Exercise directions: Your answer must be the full set of records, copied exactly, with no pictures in it.

Extracted entries:
§

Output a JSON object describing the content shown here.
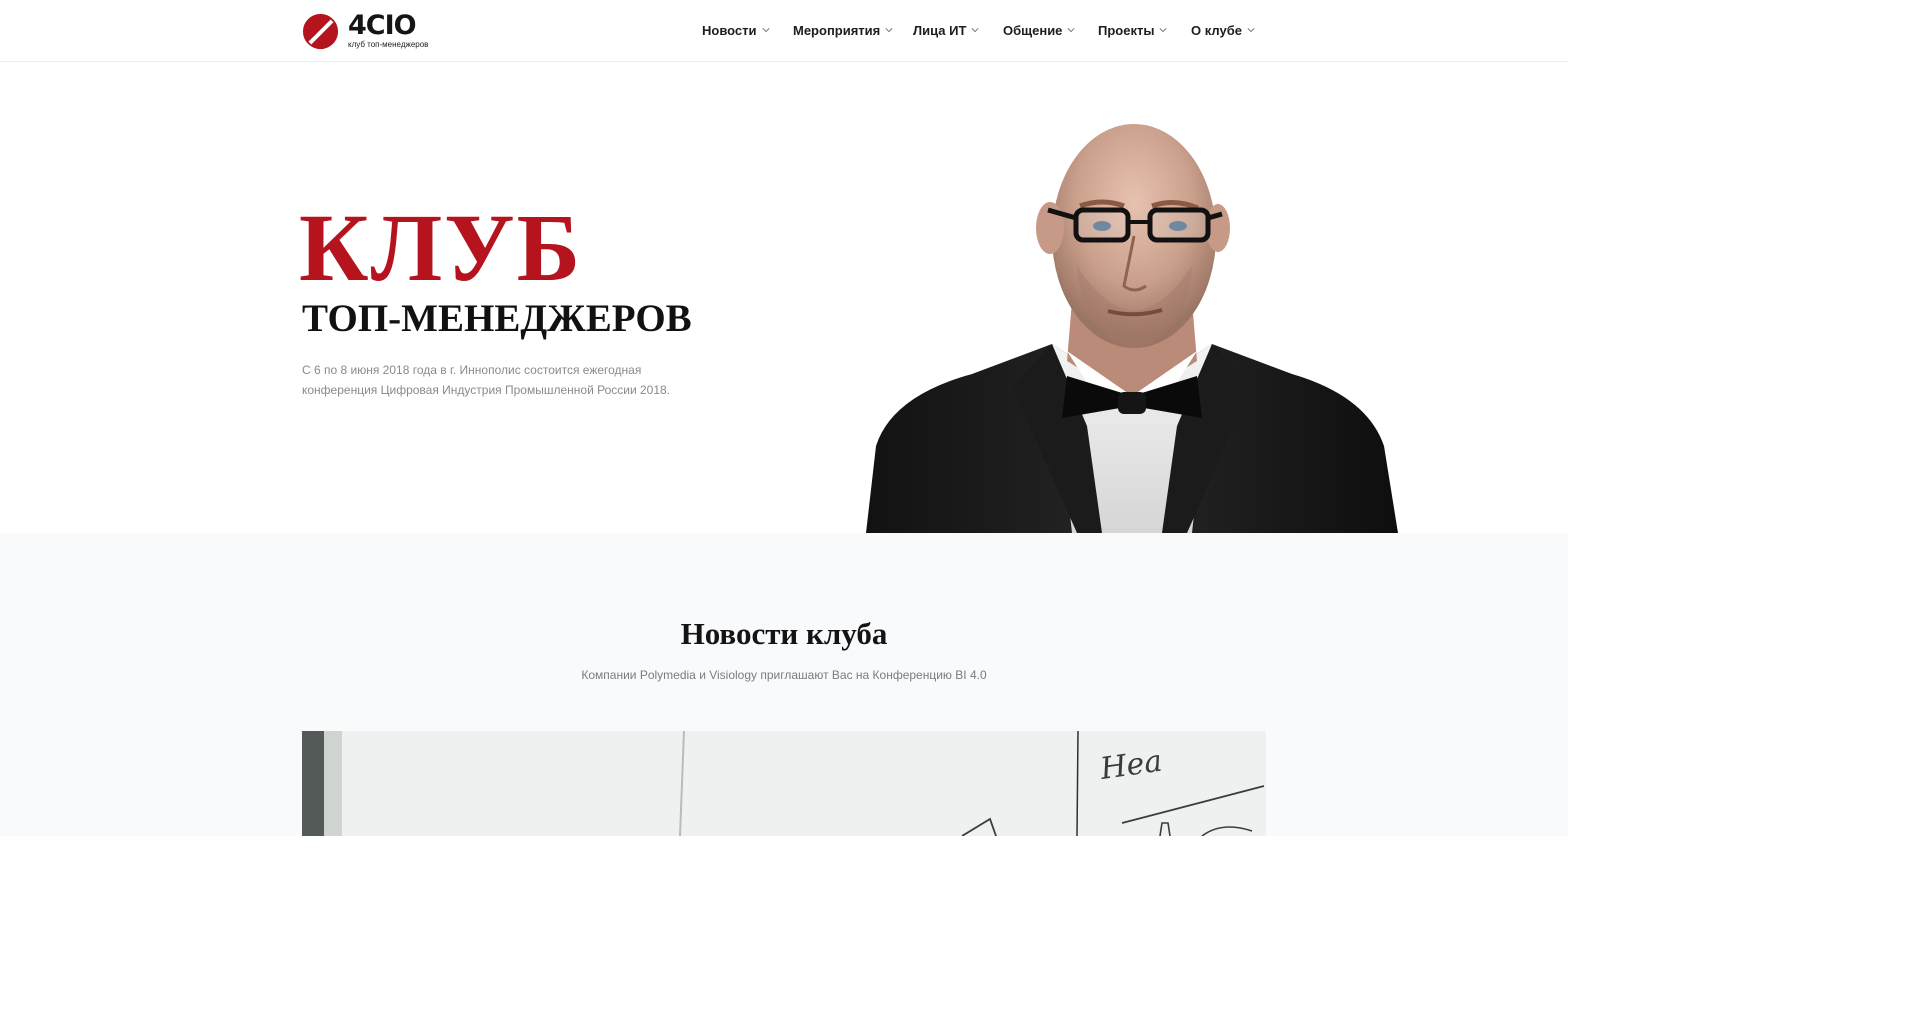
{
  "header": {
    "logo": {
      "name": "4CIO",
      "tagline": "клуб топ-менеджеров"
    },
    "nav": [
      {
        "label": "Новости"
      },
      {
        "label": "Мероприятия"
      },
      {
        "label": "Лица ИТ"
      },
      {
        "label": "Общение"
      },
      {
        "label": "Проекты"
      },
      {
        "label": "О клубе"
      }
    ]
  },
  "hero": {
    "title": "КЛУБ",
    "subtitle": "ТОП-МЕНЕДЖЕРОВ",
    "description": "С 6 по 8 июня 2018 года в г. Иннополис состоится ежегодная конференция Цифровая Индустрия Промышленной России 2018."
  },
  "news": {
    "title": "Новости клуба",
    "subtitle": "Компании Polymedia и Visiology приглашают Вас на Конференцию BI 4.0",
    "image_handwriting": "Hea"
  },
  "colors": {
    "accent": "#b5141f",
    "text": "#111111",
    "muted": "#8a8a8a",
    "section_bg": "#f9fafc"
  },
  "icons": [
    "logo-icon",
    "chevron-down-icon"
  ]
}
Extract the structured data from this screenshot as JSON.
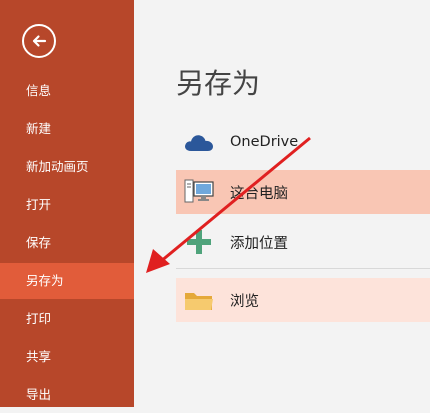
{
  "sidebar": {
    "items": [
      {
        "label": "信息"
      },
      {
        "label": "新建"
      },
      {
        "label": "新加动画页"
      },
      {
        "label": "打开"
      },
      {
        "label": "保存"
      },
      {
        "label": "另存为"
      },
      {
        "label": "打印"
      },
      {
        "label": "共享"
      },
      {
        "label": "导出"
      }
    ],
    "selected_index": 5
  },
  "main": {
    "title": "另存为",
    "locations": [
      {
        "label": "OneDrive",
        "icon": "cloud-icon"
      },
      {
        "label": "这台电脑",
        "icon": "computer-icon"
      },
      {
        "label": "添加位置",
        "icon": "plus-icon"
      },
      {
        "label": "浏览",
        "icon": "folder-icon"
      }
    ]
  },
  "colors": {
    "sidebar": "#b7472a",
    "selected": "#e15c3a",
    "highlight": "#f9c6b4",
    "soft": "#fde3da",
    "arrow": "#e02020",
    "cloud": "#2b579a",
    "plus": "#4fa37b",
    "folder": "#f0c060"
  },
  "annotation": {
    "type": "arrow",
    "color": "#e02020"
  }
}
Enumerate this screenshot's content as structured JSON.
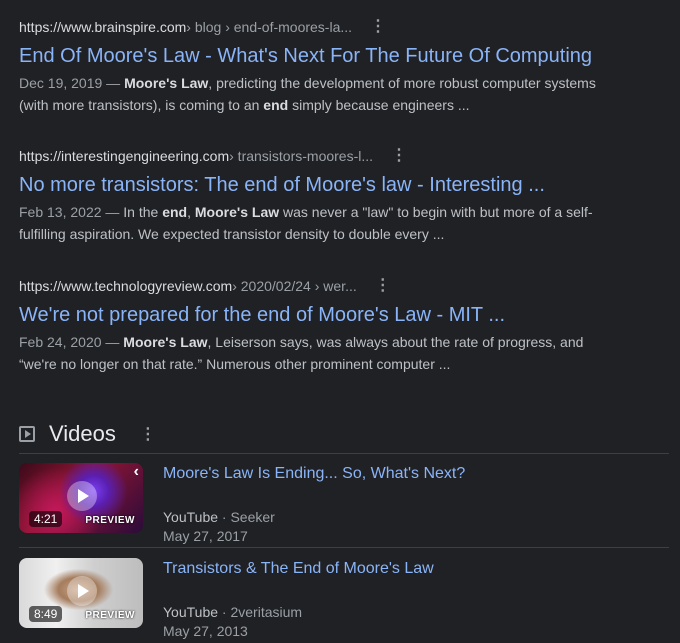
{
  "results": [
    {
      "domain": "https://www.brainspire.com",
      "path": " › blog › end-of-moores-la...",
      "title": "End Of Moore's Law - What's Next For The Future Of Computing",
      "date": "Dec 19, 2019 — ",
      "snippet_parts": [
        {
          "b": true,
          "t": "Moore's Law"
        },
        {
          "b": false,
          "t": ", predicting the development of more robust computer systems (with more transistors), is coming to an "
        },
        {
          "b": true,
          "t": "end"
        },
        {
          "b": false,
          "t": " simply because engineers ..."
        }
      ]
    },
    {
      "domain": "https://interestingengineering.com",
      "path": " › transistors-moores-l...",
      "title": "No more transistors: The end of Moore's law - Interesting ...",
      "date": "Feb 13, 2022 — ",
      "snippet_parts": [
        {
          "b": false,
          "t": "In the "
        },
        {
          "b": true,
          "t": "end"
        },
        {
          "b": false,
          "t": ", "
        },
        {
          "b": true,
          "t": "Moore's Law"
        },
        {
          "b": false,
          "t": " was never a \"law\" to begin with but more of a self-fulfilling aspiration. We expected transistor density to double every ..."
        }
      ]
    },
    {
      "domain": "https://www.technologyreview.com",
      "path": " › 2020/02/24 › wer...",
      "title": "We're not prepared for the end of Moore's Law - MIT ...",
      "date": "Feb 24, 2020 — ",
      "snippet_parts": [
        {
          "b": true,
          "t": "Moore's Law"
        },
        {
          "b": false,
          "t": ", Leiserson says, was always about the rate of progress, and “we're no longer on that rate.” Numerous other prominent computer ..."
        }
      ]
    }
  ],
  "more_icon": "⋮",
  "videos": {
    "heading": "Videos",
    "items": [
      {
        "title": "Moore's Law Is Ending... So, What's Next?",
        "source": "YouTube",
        "separator": " · ",
        "channel": "Seeker",
        "date": "May 27, 2017",
        "duration": "4:21",
        "preview": "PREVIEW"
      },
      {
        "title": "Transistors & The End of Moore's Law",
        "source": "YouTube",
        "separator": " · ",
        "channel": "2veritasium",
        "date": "May 27, 2013",
        "duration": "8:49",
        "preview": "PREVIEW"
      }
    ]
  },
  "colors": {
    "background": "#202124",
    "link": "#8ab4f8",
    "text": "#bdc1c6",
    "muted": "#9aa0a6"
  }
}
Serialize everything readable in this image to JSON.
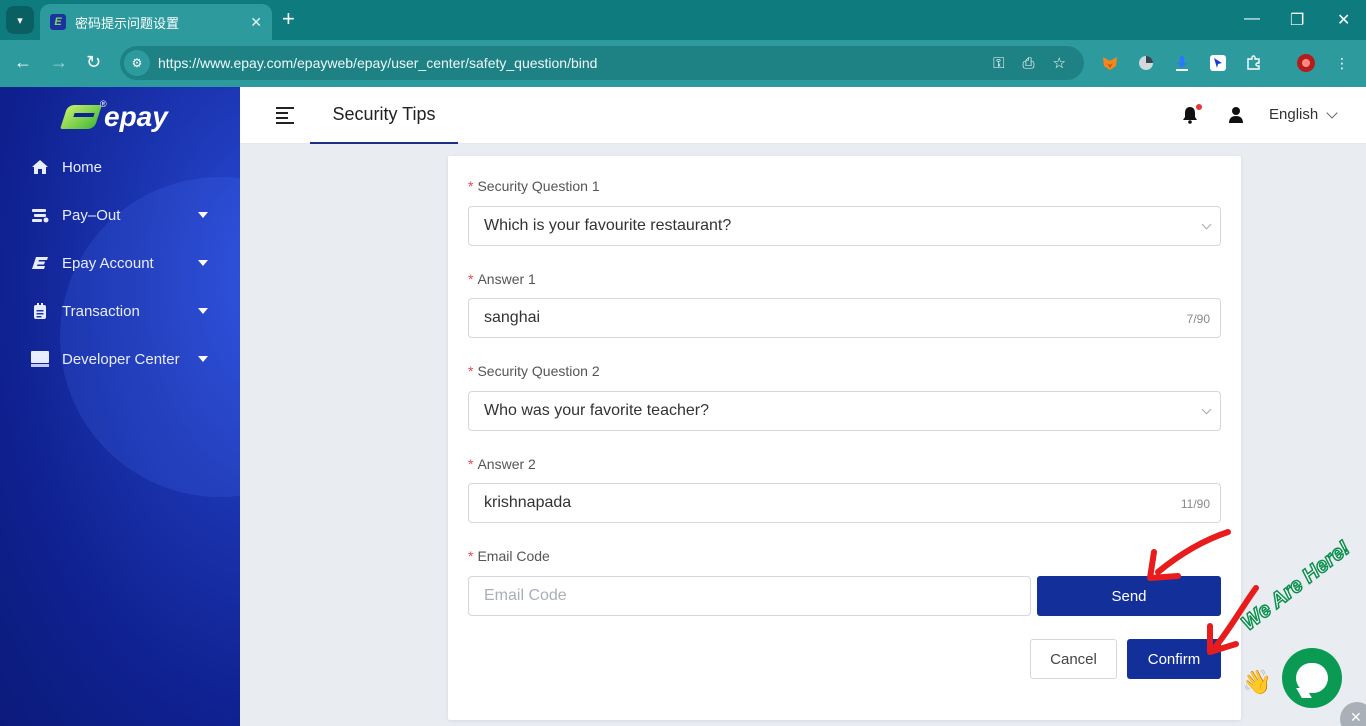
{
  "browser": {
    "tab_title": "密码提示问题设置",
    "tab_close": "✕",
    "new_tab": "+",
    "url": "https://www.epay.com/epayweb/epay/user_center/safety_question/bind",
    "window_controls": {
      "minimize": "—",
      "restore": "❐",
      "close": "✕"
    }
  },
  "sidebar": {
    "logo_text": "epay",
    "logo_reg": "®",
    "items": [
      {
        "label": "Home",
        "icon": "home-icon",
        "has_caret": false
      },
      {
        "label": "Pay–Out",
        "icon": "payout-icon",
        "has_caret": true
      },
      {
        "label": "Epay Account",
        "icon": "epay-account-icon",
        "has_caret": true
      },
      {
        "label": "Transaction",
        "icon": "transaction-icon",
        "has_caret": true
      },
      {
        "label": "Developer Center",
        "icon": "monitor-icon",
        "has_caret": true
      }
    ]
  },
  "header": {
    "page_tab": "Security Tips",
    "language": "English"
  },
  "form": {
    "q1": {
      "label": "Security Question 1",
      "value": "Which is your favourite restaurant?"
    },
    "a1": {
      "label": "Answer 1",
      "value": "sanghai",
      "counter": "7/90"
    },
    "q2": {
      "label": "Security Question 2",
      "value": "Who was your favorite teacher?"
    },
    "a2": {
      "label": "Answer 2",
      "value": "krishnapada",
      "counter": "11/90"
    },
    "email": {
      "label": "Email Code",
      "placeholder": "Email Code"
    },
    "required_mark": "*",
    "send_label": "Send",
    "cancel_label": "Cancel",
    "confirm_label": "Confirm"
  },
  "chat_widget": {
    "tagline": "We Are Here!",
    "close": "✕"
  },
  "colors": {
    "browser_dark": "#0e7b7e",
    "browser_light": "#2d9b9e",
    "sidebar": "#1b34b0",
    "primary_button": "#13309a",
    "required": "#f04848",
    "annotation_arrow": "#e81c1c",
    "chat_green": "#0a9a52"
  }
}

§

Task answer:
Output a JSON object describing the content shown here.
{
  "header": {
    "logo": {
      "name": "4CIO",
      "tagline": "клуб топ-менеджеров"
    },
    "nav": [
      {
        "label": "Новости"
      },
      {
        "label": "Мероприятия"
      },
      {
        "label": "Лица ИТ"
      },
      {
        "label": "Общение"
      },
      {
        "label": "Проекты"
      },
      {
        "label": "О клубе"
      }
    ]
  },
  "hero": {
    "title": "КЛУБ",
    "subtitle": "ТОП-МЕНЕДЖЕРОВ",
    "description": "С 6 по 8 июня 2018 года в г. Иннополис состоится ежегодная конференция Цифровая Индустрия Промышленной России 2018."
  },
  "news": {
    "title": "Новости клуба",
    "subtitle": "Компании Polymedia и Visiology приглашают Вас на Конференцию BI 4.0",
    "image_handwriting": "Hea"
  },
  "colors": {
    "accent": "#b5141f",
    "text": "#111111",
    "muted": "#8a8a8a",
    "section_bg": "#f9fafc"
  },
  "icons": [
    "logo-icon",
    "chevron-down-icon"
  ]
}
Extract the structured data from this screenshot as JSON.
{
  "sidebar": {
    "items": [
      {
        "label": "信息"
      },
      {
        "label": "新建"
      },
      {
        "label": "新加动画页"
      },
      {
        "label": "打开"
      },
      {
        "label": "保存"
      },
      {
        "label": "另存为"
      },
      {
        "label": "打印"
      },
      {
        "label": "共享"
      },
      {
        "label": "导出"
      }
    ],
    "selected_index": 5
  },
  "main": {
    "title": "另存为",
    "locations": [
      {
        "label": "OneDrive",
        "icon": "cloud-icon"
      },
      {
        "label": "这台电脑",
        "icon": "computer-icon"
      },
      {
        "label": "添加位置",
        "icon": "plus-icon"
      },
      {
        "label": "浏览",
        "icon": "folder-icon"
      }
    ]
  },
  "colors": {
    "sidebar": "#b7472a",
    "selected": "#e15c3a",
    "highlight": "#f9c6b4",
    "soft": "#fde3da",
    "arrow": "#e02020",
    "cloud": "#2b579a",
    "plus": "#4fa37b",
    "folder": "#f0c060"
  },
  "annotation": {
    "type": "arrow",
    "color": "#e02020"
  }
}
Enumerate this screenshot's content as structured JSON.
{
  "results": [
    {
      "domain": "https://www.brainspire.com",
      "path": " › blog › end-of-moores-la...",
      "title": "End Of Moore's Law - What's Next For The Future Of Computing",
      "date": "Dec 19, 2019 — ",
      "snippet_parts": [
        {
          "b": true,
          "t": "Moore's Law"
        },
        {
          "b": false,
          "t": ", predicting the development of more robust computer systems (with more transistors), is coming to an "
        },
        {
          "b": true,
          "t": "end"
        },
        {
          "b": false,
          "t": " simply because engineers ..."
        }
      ]
    },
    {
      "domain": "https://interestingengineering.com",
      "path": " › transistors-moores-l...",
      "title": "No more transistors: The end of Moore's law - Interesting ...",
      "date": "Feb 13, 2022 — ",
      "snippet_parts": [
        {
          "b": false,
          "t": "In the "
        },
        {
          "b": true,
          "t": "end"
        },
        {
          "b": false,
          "t": ", "
        },
        {
          "b": true,
          "t": "Moore's Law"
        },
        {
          "b": false,
          "t": " was never a \"law\" to begin with but more of a self-fulfilling aspiration. We expected transistor density to double every ..."
        }
      ]
    },
    {
      "domain": "https://www.technologyreview.com",
      "path": " › 2020/02/24 › wer...",
      "title": "We're not prepared for the end of Moore's Law - MIT ...",
      "date": "Feb 24, 2020 — ",
      "snippet_parts": [
        {
          "b": true,
          "t": "Moore's Law"
        },
        {
          "b": false,
          "t": ", Leiserson says, was always about the rate of progress, and “we're no longer on that rate.” Numerous other prominent computer ..."
        }
      ]
    }
  ],
  "more_icon": "⋮",
  "videos": {
    "heading": "Videos",
    "items": [
      {
        "title": "Moore's Law Is Ending... So, What's Next?",
        "source": "YouTube",
        "separator": " · ",
        "channel": "Seeker",
        "date": "May 27, 2017",
        "duration": "4:21",
        "preview": "PREVIEW"
      },
      {
        "title": "Transistors & The End of Moore's Law",
        "source": "YouTube",
        "separator": " · ",
        "channel": "2veritasium",
        "date": "May 27, 2013",
        "duration": "8:49",
        "preview": "PREVIEW"
      }
    ]
  },
  "colors": {
    "background": "#202124",
    "link": "#8ab4f8",
    "text": "#bdc1c6",
    "muted": "#9aa0a6"
  }
}
Serialize everything readable in this image to JSON.
{
  "browser": {
    "tab_title": "密码提示问题设置",
    "tab_close": "✕",
    "new_tab": "+",
    "url": "https://www.epay.com/epayweb/epay/user_center/safety_question/bind",
    "window_controls": {
      "minimize": "—",
      "restore": "❐",
      "close": "✕"
    }
  },
  "sidebar": {
    "logo_text": "epay",
    "logo_reg": "®",
    "items": [
      {
        "label": "Home",
        "icon": "home-icon",
        "has_caret": false
      },
      {
        "label": "Pay–Out",
        "icon": "payout-icon",
        "has_caret": true
      },
      {
        "label": "Epay Account",
        "icon": "epay-account-icon",
        "has_caret": true
      },
      {
        "label": "Transaction",
        "icon": "transaction-icon",
        "has_caret": true
      },
      {
        "label": "Developer Center",
        "icon": "monitor-icon",
        "has_caret": true
      }
    ]
  },
  "header": {
    "page_tab": "Security Tips",
    "language": "English"
  },
  "form": {
    "q1": {
      "label": "Security Question 1",
      "value": "Which is your favourite restaurant?"
    },
    "a1": {
      "label": "Answer 1",
      "value": "sanghai",
      "counter": "7/90"
    },
    "q2": {
      "label": "Security Question 2",
      "value": "Who was your favorite teacher?"
    },
    "a2": {
      "label": "Answer 2",
      "value": "krishnapada",
      "counter": "11/90"
    },
    "email": {
      "label": "Email Code",
      "placeholder": "Email Code"
    },
    "required_mark": "*",
    "send_label": "Send",
    "cancel_label": "Cancel",
    "confirm_label": "Confirm"
  },
  "chat_widget": {
    "tagline": "We Are Here!",
    "close": "✕"
  },
  "colors": {
    "browser_dark": "#0e7b7e",
    "browser_light": "#2d9b9e",
    "sidebar": "#1b34b0",
    "primary_button": "#13309a",
    "required": "#f04848",
    "annotation_arrow": "#e81c1c",
    "chat_green": "#0a9a52"
  }
}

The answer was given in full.